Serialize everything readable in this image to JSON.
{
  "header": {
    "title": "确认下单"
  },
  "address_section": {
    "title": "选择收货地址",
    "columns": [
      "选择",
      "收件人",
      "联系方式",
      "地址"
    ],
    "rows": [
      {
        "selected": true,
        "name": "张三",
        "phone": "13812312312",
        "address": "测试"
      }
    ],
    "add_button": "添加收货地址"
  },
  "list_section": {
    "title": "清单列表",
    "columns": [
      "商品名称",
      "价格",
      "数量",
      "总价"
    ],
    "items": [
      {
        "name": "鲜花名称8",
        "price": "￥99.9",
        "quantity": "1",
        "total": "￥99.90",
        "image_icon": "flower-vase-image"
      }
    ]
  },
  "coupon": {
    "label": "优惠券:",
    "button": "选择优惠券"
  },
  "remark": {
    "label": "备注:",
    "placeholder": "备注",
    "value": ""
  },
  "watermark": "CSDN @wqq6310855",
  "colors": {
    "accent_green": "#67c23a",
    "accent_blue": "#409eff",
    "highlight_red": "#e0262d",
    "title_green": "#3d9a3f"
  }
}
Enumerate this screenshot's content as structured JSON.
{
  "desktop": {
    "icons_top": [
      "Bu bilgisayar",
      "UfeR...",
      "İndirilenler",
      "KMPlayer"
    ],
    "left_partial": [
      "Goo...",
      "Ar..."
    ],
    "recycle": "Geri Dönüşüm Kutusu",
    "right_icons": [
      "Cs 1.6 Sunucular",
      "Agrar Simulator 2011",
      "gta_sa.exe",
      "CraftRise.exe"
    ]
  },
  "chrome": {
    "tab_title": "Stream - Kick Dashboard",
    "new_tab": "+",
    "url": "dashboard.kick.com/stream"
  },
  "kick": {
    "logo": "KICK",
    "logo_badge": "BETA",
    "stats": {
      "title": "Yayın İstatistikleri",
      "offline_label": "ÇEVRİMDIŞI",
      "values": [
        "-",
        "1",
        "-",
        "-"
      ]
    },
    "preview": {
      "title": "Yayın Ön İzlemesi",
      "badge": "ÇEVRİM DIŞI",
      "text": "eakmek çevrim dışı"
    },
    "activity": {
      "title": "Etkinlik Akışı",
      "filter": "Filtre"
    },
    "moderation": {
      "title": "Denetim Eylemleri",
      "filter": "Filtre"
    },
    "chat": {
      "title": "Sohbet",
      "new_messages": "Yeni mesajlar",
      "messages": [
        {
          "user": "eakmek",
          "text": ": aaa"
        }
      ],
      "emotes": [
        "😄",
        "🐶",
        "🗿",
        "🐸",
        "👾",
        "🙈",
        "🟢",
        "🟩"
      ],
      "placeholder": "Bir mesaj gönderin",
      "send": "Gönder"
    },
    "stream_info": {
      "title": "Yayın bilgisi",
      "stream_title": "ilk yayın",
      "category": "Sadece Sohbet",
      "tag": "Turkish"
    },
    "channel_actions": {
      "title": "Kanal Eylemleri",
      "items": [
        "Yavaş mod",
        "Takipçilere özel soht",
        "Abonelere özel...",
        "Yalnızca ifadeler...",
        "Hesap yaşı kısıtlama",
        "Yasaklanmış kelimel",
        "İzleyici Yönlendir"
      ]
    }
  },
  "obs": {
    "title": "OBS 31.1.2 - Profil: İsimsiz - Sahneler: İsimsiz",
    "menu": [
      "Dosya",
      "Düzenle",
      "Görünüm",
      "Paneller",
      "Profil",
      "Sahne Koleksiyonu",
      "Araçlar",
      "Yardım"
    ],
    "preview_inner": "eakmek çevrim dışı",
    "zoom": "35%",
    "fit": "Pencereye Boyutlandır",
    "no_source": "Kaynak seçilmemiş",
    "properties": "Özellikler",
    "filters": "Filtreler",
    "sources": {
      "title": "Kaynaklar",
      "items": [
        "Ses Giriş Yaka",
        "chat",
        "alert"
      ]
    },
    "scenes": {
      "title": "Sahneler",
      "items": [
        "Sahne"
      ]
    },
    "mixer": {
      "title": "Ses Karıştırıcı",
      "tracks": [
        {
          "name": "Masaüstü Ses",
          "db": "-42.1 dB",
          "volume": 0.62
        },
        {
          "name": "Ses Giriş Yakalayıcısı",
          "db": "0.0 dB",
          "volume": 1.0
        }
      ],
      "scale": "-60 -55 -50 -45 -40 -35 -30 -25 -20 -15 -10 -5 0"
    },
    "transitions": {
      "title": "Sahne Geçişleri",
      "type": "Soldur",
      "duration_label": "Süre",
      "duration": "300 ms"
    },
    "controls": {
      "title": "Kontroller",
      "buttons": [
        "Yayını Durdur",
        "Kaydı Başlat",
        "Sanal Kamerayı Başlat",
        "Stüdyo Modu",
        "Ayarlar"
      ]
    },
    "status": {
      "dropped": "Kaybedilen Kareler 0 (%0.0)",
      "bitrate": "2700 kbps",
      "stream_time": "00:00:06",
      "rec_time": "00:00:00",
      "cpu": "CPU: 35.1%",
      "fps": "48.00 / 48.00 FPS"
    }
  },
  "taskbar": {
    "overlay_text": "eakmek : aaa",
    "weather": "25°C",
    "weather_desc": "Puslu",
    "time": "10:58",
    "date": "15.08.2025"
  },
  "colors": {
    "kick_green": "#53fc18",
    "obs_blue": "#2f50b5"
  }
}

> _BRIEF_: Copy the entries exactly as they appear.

> _TASK RESPONSE_:
Serialize everything readable in this image to JSON.
{
  "header": {
    "title": "确认下单"
  },
  "address_section": {
    "title": "选择收货地址",
    "columns": [
      "选择",
      "收件人",
      "联系方式",
      "地址"
    ],
    "rows": [
      {
        "selected": true,
        "name": "张三",
        "phone": "13812312312",
        "address": "测试"
      }
    ],
    "add_button": "添加收货地址"
  },
  "list_section": {
    "title": "清单列表",
    "columns": [
      "商品名称",
      "价格",
      "数量",
      "总价"
    ],
    "items": [
      {
        "name": "鲜花名称8",
        "price": "￥99.9",
        "quantity": "1",
        "total": "￥99.90",
        "image_icon": "flower-vase-image"
      }
    ]
  },
  "coupon": {
    "label": "优惠券:",
    "button": "选择优惠券"
  },
  "remark": {
    "label": "备注:",
    "placeholder": "备注",
    "value": ""
  },
  "watermark": "CSDN @wqq6310855",
  "colors": {
    "accent_green": "#67c23a",
    "accent_blue": "#409eff",
    "highlight_red": "#e0262d",
    "title_green": "#3d9a3f"
  }
}
Enumerate this screenshot's content as structured JSON.
{
  "desktop": {
    "icons_top": [
      "Bu bilgisayar",
      "UfeR...",
      "İndirilenler",
      "KMPlayer"
    ],
    "left_partial": [
      "Goo...",
      "Ar..."
    ],
    "recycle": "Geri Dönüşüm Kutusu",
    "right_icons": [
      "Cs 1.6 Sunucular",
      "Agrar Simulator 2011",
      "gta_sa.exe",
      "CraftRise.exe"
    ]
  },
  "chrome": {
    "tab_title": "Stream - Kick Dashboard",
    "new_tab": "+",
    "url": "dashboard.kick.com/stream"
  },
  "kick": {
    "logo": "KICK",
    "logo_badge": "BETA",
    "stats": {
      "title": "Yayın İstatistikleri",
      "offline_label": "ÇEVRİMDIŞI",
      "values": [
        "-",
        "1",
        "-",
        "-"
      ]
    },
    "preview": {
      "title": "Yayın Ön İzlemesi",
      "badge": "ÇEVRİM DIŞI",
      "text": "eakmek çevrim dışı"
    },
    "activity": {
      "title": "Etkinlik Akışı",
      "filter": "Filtre"
    },
    "moderation": {
      "title": "Denetim Eylemleri",
      "filter": "Filtre"
    },
    "chat": {
      "title": "Sohbet",
      "new_messages": "Yeni mesajlar",
      "messages": [
        {
          "user": "eakmek",
          "text": ": aaa"
        }
      ],
      "emotes": [
        "😄",
        "🐶",
        "🗿",
        "🐸",
        "👾",
        "🙈",
        "🟢",
        "🟩"
      ],
      "placeholder": "Bir mesaj gönderin",
      "send": "Gönder"
    },
    "stream_info": {
      "title": "Yayın bilgisi",
      "stream_title": "ilk yayın",
      "category": "Sadece Sohbet",
      "tag": "Turkish"
    },
    "channel_actions": {
      "title": "Kanal Eylemleri",
      "items": [
        "Yavaş mod",
        "Takipçilere özel soht",
        "Abonelere özel...",
        "Yalnızca ifadeler...",
        "Hesap yaşı kısıtlama",
        "Yasaklanmış kelimel",
        "İzleyici Yönlendir"
      ]
    }
  },
  "obs": {
    "title": "OBS 31.1.2 - Profil: İsimsiz - Sahneler: İsimsiz",
    "menu": [
      "Dosya",
      "Düzenle",
      "Görünüm",
      "Paneller",
      "Profil",
      "Sahne Koleksiyonu",
      "Araçlar",
      "Yardım"
    ],
    "preview_inner": "eakmek çevrim dışı",
    "zoom": "35%",
    "fit": "Pencereye Boyutlandır",
    "no_source": "Kaynak seçilmemiş",
    "properties": "Özellikler",
    "filters": "Filtreler",
    "sources": {
      "title": "Kaynaklar",
      "items": [
        "Ses Giriş Yaka",
        "chat",
        "alert"
      ]
    },
    "scenes": {
      "title": "Sahneler",
      "items": [
        "Sahne"
      ]
    },
    "mixer": {
      "title": "Ses Karıştırıcı",
      "tracks": [
        {
          "name": "Masaüstü Ses",
          "db": "-42.1 dB",
          "volume": 0.62
        },
        {
          "name": "Ses Giriş Yakalayıcısı",
          "db": "0.0 dB",
          "volume": 1.0
        }
      ],
      "scale": "-60 -55 -50 -45 -40 -35 -30 -25 -20 -15 -10 -5 0"
    },
    "transitions": {
      "title": "Sahne Geçişleri",
      "type": "Soldur",
      "duration_label": "Süre",
      "duration": "300 ms"
    },
    "controls": {
      "title": "Kontroller",
      "buttons": [
        "Yayını Durdur",
        "Kaydı Başlat",
        "Sanal Kamerayı Başlat",
        "Stüdyo Modu",
        "Ayarlar"
      ]
    },
    "status": {
      "dropped": "Kaybedilen Kareler 0 (%0.0)",
      "bitrate": "2700 kbps",
      "stream_time": "00:00:06",
      "rec_time": "00:00:00",
      "cpu": "CPU: 35.1%",
      "fps": "48.00 / 48.00 FPS"
    }
  },
  "taskbar": {
    "overlay_text": "eakmek : aaa",
    "weather": "25°C",
    "weather_desc": "Puslu",
    "time": "10:58",
    "date": "15.08.2025"
  },
  "colors": {
    "kick_green": "#53fc18",
    "obs_blue": "#2f50b5"
  }
}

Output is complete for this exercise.